§ Record set:
»»
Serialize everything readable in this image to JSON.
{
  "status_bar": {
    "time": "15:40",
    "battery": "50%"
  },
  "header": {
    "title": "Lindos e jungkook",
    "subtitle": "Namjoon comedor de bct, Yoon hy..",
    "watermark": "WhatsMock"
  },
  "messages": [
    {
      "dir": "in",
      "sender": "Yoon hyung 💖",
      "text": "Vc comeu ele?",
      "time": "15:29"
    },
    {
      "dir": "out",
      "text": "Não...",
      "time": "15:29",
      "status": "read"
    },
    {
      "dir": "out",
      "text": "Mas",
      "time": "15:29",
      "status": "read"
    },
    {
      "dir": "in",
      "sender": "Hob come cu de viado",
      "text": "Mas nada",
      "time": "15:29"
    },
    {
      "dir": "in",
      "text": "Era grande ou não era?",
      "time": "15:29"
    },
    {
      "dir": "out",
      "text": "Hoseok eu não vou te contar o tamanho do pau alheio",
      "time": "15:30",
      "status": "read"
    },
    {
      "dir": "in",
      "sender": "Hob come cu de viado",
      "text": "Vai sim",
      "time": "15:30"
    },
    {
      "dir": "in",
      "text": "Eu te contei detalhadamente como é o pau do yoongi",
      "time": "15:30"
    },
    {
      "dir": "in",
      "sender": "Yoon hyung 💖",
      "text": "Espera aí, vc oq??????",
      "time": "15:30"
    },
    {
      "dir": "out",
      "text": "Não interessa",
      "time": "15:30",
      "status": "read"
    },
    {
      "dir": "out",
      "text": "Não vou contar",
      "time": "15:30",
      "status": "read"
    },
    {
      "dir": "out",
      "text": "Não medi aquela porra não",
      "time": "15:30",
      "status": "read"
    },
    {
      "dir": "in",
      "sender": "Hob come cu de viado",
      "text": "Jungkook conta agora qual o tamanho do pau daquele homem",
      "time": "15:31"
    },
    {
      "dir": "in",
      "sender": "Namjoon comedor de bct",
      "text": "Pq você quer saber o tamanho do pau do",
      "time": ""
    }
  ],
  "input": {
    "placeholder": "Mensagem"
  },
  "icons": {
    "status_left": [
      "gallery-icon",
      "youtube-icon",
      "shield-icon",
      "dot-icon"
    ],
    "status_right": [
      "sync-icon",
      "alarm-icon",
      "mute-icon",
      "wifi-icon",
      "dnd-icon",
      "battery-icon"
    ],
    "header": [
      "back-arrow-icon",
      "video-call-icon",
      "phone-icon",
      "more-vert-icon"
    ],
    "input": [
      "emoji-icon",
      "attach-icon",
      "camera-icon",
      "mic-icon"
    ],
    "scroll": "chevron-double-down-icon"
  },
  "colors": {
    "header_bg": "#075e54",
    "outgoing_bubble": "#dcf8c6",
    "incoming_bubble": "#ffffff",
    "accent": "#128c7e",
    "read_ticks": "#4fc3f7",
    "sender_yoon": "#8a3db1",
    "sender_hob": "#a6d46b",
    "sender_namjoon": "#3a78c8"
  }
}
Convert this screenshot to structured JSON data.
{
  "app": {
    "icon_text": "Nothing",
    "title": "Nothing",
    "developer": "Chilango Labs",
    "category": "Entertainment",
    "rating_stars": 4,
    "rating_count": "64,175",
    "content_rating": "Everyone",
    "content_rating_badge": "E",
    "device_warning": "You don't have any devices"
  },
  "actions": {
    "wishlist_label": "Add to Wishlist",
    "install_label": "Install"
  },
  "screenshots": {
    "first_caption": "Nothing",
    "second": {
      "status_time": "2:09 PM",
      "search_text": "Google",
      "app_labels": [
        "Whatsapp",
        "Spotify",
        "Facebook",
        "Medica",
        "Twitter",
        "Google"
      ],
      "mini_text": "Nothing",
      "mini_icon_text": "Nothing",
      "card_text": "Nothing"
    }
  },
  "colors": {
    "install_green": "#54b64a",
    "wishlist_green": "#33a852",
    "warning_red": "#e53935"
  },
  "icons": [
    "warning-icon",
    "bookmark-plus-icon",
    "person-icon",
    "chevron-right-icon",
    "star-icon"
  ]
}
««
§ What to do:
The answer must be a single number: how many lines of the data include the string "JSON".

§ Solution to this problem:
2